"Since you came to Zambezi, have you seen Lundas physically fighting the Luvales? Have you seen separate shops for Lundas and others for Luvales? All am saying is colleagues, lets avoid this issue of divide and rule. Lets avoid escalating the situation."

In terms of politics, Zambezi is divided into two separate constituencies and the boundary is the Zambezi river.

However,  the whole area is governed as one district.

Despite all this, Zambezi is a lively town.

People here go on with their normal lives despite the divide in their ethnicity.

Thursday, 8 June 2017

How Two Lepers Found Love And Raised A Family In A Hospital

Kenneth, his wife Grace and their grandchildren sitting
outside their one roomed house at the Leprosarium
By Paul Shalala in Zambezi

Some stories are very sad.

But sad as they maybe, they have a happy tinge in them.

The story of 86 year old Kenneth Samanenga and his wife Grace Kachana 76, is one of these.

Their story is an old one.

They met here at Chitokoloki leprosarium in Zambezi District in the North Western Province.

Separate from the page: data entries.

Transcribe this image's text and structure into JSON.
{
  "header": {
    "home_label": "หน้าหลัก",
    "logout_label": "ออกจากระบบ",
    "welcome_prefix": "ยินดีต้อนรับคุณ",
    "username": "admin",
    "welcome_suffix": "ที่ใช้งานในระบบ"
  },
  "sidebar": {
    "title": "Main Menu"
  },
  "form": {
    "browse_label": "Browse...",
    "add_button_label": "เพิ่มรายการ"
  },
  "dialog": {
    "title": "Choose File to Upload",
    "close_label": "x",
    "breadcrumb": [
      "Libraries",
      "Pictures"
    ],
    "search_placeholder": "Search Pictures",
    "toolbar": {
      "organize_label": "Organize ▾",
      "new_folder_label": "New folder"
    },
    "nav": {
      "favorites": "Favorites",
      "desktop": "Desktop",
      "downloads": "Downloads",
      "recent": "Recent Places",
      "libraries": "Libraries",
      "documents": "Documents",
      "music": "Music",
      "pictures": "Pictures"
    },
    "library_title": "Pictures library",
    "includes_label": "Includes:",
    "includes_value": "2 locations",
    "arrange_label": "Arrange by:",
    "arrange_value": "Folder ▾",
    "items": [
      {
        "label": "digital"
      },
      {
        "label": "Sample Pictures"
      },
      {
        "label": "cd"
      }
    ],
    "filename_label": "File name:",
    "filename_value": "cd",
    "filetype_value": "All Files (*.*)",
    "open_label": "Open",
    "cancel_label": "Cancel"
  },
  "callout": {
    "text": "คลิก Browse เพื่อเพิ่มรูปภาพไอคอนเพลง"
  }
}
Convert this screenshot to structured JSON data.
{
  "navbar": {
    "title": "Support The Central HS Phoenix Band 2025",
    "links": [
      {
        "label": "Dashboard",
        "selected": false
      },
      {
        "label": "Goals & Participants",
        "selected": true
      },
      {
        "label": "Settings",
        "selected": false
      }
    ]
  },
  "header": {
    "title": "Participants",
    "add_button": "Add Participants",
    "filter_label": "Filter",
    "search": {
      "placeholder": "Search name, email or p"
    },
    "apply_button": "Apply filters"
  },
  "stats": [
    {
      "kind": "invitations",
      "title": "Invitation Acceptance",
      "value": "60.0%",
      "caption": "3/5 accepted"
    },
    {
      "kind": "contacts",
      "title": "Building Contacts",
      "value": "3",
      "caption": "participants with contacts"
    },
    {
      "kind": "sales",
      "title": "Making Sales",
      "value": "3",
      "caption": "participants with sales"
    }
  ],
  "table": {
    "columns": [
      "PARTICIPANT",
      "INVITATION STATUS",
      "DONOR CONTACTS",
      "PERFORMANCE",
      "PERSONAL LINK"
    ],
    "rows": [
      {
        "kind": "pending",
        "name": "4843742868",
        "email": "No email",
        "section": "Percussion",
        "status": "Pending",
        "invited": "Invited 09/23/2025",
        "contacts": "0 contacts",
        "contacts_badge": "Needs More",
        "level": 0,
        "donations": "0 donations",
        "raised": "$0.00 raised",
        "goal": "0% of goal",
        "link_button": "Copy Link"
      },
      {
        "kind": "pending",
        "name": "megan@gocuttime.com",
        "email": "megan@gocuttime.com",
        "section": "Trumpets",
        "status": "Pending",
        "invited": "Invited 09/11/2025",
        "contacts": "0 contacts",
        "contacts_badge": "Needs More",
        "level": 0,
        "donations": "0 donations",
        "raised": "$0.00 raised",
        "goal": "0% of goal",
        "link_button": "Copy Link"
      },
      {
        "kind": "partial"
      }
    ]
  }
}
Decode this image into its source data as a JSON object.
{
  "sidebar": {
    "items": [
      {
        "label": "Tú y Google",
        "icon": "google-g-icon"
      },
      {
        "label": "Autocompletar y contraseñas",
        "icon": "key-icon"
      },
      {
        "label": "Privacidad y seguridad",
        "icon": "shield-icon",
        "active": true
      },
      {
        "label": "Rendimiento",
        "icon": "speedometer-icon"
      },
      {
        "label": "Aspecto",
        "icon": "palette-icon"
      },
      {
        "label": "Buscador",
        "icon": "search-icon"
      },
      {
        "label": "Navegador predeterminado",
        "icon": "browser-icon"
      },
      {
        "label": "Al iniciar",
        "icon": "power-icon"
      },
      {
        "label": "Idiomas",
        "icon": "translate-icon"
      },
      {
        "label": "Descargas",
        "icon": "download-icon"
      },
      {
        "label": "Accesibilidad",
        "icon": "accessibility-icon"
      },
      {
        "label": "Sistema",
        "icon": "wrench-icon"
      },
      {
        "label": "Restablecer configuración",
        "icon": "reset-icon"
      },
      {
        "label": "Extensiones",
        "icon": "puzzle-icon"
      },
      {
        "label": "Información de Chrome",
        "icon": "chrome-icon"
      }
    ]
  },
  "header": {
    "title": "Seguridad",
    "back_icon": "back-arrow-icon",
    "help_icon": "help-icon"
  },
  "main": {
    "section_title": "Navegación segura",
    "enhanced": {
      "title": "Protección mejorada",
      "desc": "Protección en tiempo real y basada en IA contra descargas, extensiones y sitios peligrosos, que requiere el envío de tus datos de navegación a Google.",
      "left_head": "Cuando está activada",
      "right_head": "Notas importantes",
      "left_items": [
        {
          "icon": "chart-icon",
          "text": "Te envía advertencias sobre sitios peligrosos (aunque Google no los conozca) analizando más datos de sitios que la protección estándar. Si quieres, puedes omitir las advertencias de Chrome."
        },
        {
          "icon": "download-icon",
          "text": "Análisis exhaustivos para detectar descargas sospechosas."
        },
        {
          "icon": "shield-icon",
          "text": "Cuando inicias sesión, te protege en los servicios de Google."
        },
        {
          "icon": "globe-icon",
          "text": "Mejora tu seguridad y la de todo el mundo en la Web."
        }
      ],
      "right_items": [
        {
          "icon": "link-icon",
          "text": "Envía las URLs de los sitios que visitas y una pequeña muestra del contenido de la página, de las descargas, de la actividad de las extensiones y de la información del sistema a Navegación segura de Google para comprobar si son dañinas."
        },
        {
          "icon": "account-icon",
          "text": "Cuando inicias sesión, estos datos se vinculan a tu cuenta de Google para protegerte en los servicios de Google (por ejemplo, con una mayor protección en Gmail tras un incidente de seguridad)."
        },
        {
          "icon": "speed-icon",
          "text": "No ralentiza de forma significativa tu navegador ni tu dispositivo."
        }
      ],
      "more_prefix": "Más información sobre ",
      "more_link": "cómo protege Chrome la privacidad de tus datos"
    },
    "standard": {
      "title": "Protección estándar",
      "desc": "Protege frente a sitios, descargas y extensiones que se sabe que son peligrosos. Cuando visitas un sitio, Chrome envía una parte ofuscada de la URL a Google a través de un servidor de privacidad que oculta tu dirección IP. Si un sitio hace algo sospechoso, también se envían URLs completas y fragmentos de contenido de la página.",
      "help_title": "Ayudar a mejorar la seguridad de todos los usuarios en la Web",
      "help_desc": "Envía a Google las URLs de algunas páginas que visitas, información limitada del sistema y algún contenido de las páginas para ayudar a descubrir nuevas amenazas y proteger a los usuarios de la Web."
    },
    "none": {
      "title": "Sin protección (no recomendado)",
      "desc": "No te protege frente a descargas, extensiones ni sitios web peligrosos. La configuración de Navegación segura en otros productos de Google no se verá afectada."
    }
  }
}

Both were patients as lepers and they found love at the hospital despite their affliction.

Kenneth came to the leprosarium as a single man in 1952.

He lived here until he was treated.

When he was discharged, Kenneth found that he had nowhere to go.

Family members he had left in the village had moved elsewhere and those that remained did not want to have anything to do with him.

Finding himself with no place to go, Samanenga returned to the leprosarium.

Like many lepers who are healed, the disease had left its mark: he lost his toes and fingers.

And meeting Grace was a blessing in disguise.

“We got married in 1978 and God has blessed us with children and grand children. We live here with all of them. This is our home,” said the smiling Kenneth.

His wife also has her version of the story.

“I was born in 1941 and I came for help here at the leprosarium in 1952. We got married and we now keep our children and their children here. I love my husband and we live happily,” said Grace.

The two have been married for the past 39 years.......years happily spent here at the leprosarium.

Two of their children and their five grand children also live here.

The leprosarium at Chitokoloki is a busy place.

In fact it is more than a leprosarium – it is a colony.

There are 150 houses specifically built for lepers.

This is perhaps the biggest and oldest leprosarium in the country.

The only other known leprosy centers in Zambia are at Liteta in Chibombo District and at Ibenga in Masaiti District.

The leprosarium at Chitokoloki is said to have been started by missionaries Suckling and Thomas Hansen around 1928.

Despite having no medical background Suckling and Thomas carried to the best of their abilities, providing drugs, food and clothing to their patients.

According to historical records, the history of this place is closely tied to Dr. James Worsfold who pioneered leprosy work in Chikoloki in the 1940’s.

Today, the leprosarium is more of a place of refuge for many who are now unable to return home.

Some of the oldest residents here do not even want to go back home.

They prefer to continue living here.

“I have spent many years here. They keep us well and I do not want to go back home. Am comfortable just here,” said one of the lepers in an interview.

And some people, who are attending to patients at the hospital, also occupy some of these houses meant for lepers.

Thankfully today, the number of leprosy patients has gone down drastically.

Only the likes of Kenneth and Grace who have only known this life here for the major part of their lives now remain.

EDITOR'S NOTE: This story was first produced as a documentary and it was aired on TV1's Morning Live program on 08 June 2017 and it can be watched here.